This article provides empirical information that questions some of the major arguments put forward against the establishment of a comprehensive and universal health program in the United States. The positions that (1) 'Americans do not want a further expansion of government roles in their lives,' (2) 'a National Health Program would further increase the rate of growth of health expenditures,' (3) 'the federal deficit is too large and needs to be reduced before establishing a National Health Program,' and (4) 'people do not want to pay higher taxes,' are shown to be ideological rather than scientific.
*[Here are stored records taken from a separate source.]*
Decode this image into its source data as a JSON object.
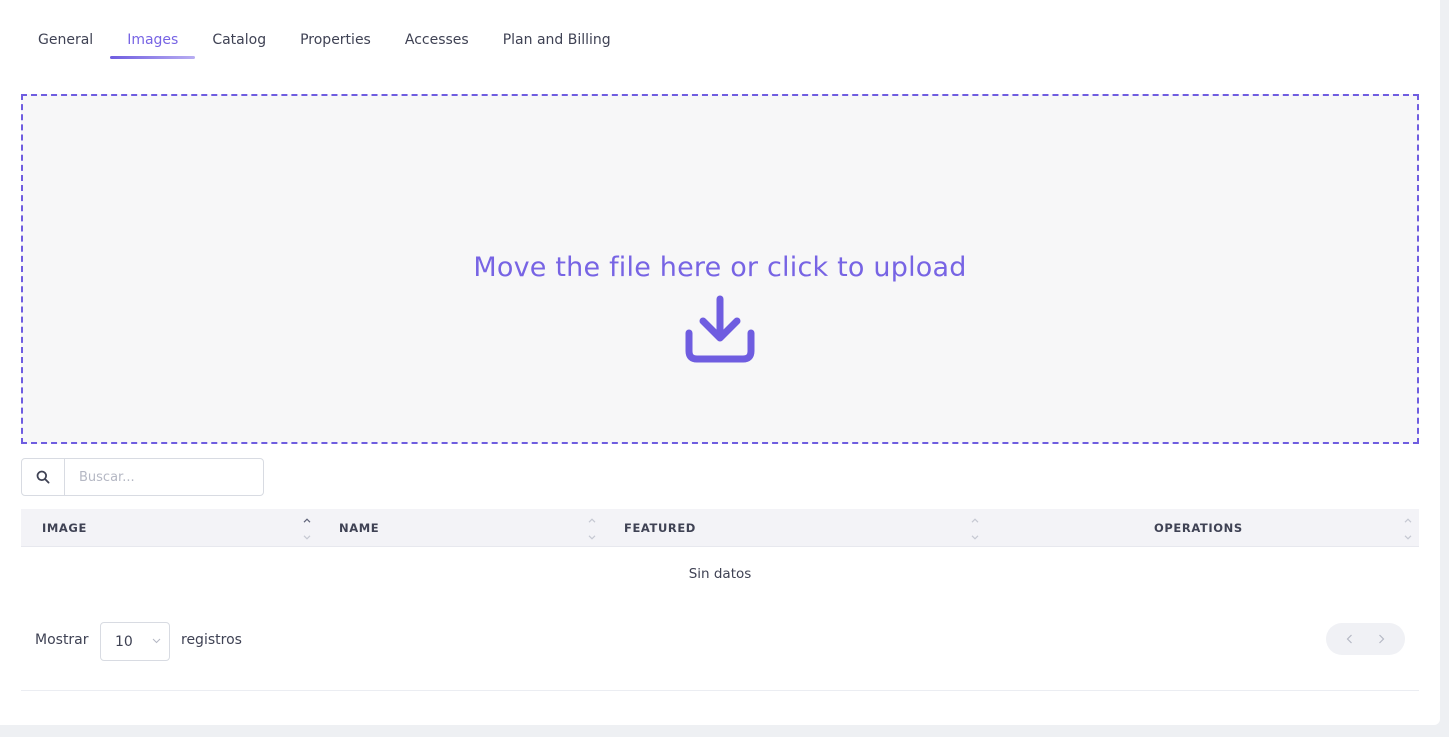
{
  "tabs": [
    {
      "label": "General",
      "active": false
    },
    {
      "label": "Images",
      "active": true
    },
    {
      "label": "Catalog",
      "active": false
    },
    {
      "label": "Properties",
      "active": false
    },
    {
      "label": "Accesses",
      "active": false
    },
    {
      "label": "Plan and Billing",
      "active": false
    }
  ],
  "dropzone": {
    "text": "Move the file here or click to upload",
    "icon": "download-icon",
    "color": "#6f5de0"
  },
  "search": {
    "icon": "search-icon",
    "placeholder": "Buscar..."
  },
  "table": {
    "columns": [
      "IMAGE",
      "NAME",
      "FEATURED",
      "OPERATIONS"
    ],
    "empty_text": "Sin datos"
  },
  "footer": {
    "show_label": "Mostrar",
    "page_size": "10",
    "records_label": "registros"
  },
  "pagination": {
    "prev_icon": "chevron-left-icon",
    "next_icon": "chevron-right-icon"
  }
}
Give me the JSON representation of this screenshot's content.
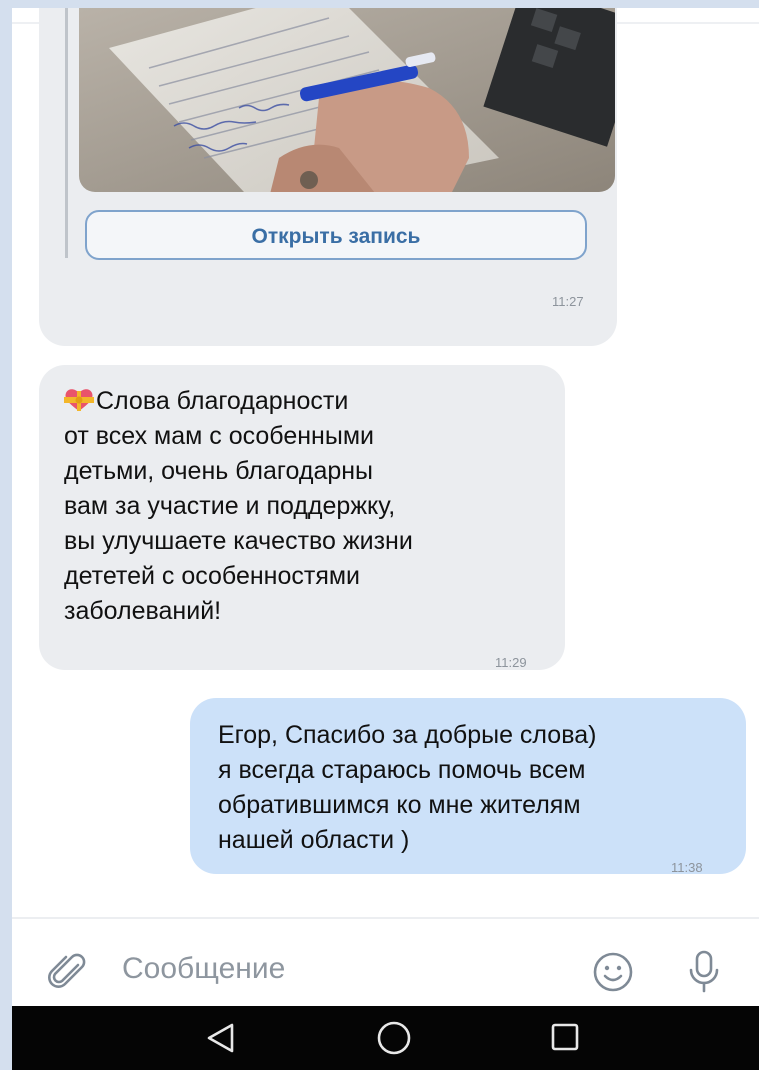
{
  "chat": {
    "link_card": {
      "open_button_label": "Открыть запись",
      "time": "11:27"
    },
    "incoming": {
      "emoji": "heart-with-bow-icon",
      "text": "Слова благодарности\nот всех мам с особенными\nдетьми, очень благодарны\nвам за участие  и поддержку,\nвы улучшаете качество жизни\nдететей с особенностями\nзаболеваний!",
      "time": "11:29"
    },
    "outgoing": {
      "text": "Егор, Спасибо за добрые слова)\nя всегда стараюсь помочь всем\nобратившимся ко мне жителям\nнашей области )",
      "time": "11:38"
    }
  },
  "input": {
    "placeholder": "Сообщение",
    "icons": [
      "paperclip-icon",
      "smile-icon",
      "microphone-icon"
    ]
  },
  "navigation": {
    "icons": [
      "back-triangle-icon",
      "home-circle-icon",
      "recent-square-icon"
    ]
  },
  "colors": {
    "incoming_bubble": "#ebedf0",
    "outgoing_bubble": "#cce1f9",
    "button_text": "#3a6ea5",
    "nav_bar": "#050505"
  }
}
The author presents evidence that questions each of these assumptions.
ASJC Scopus subject areas
- Health Policy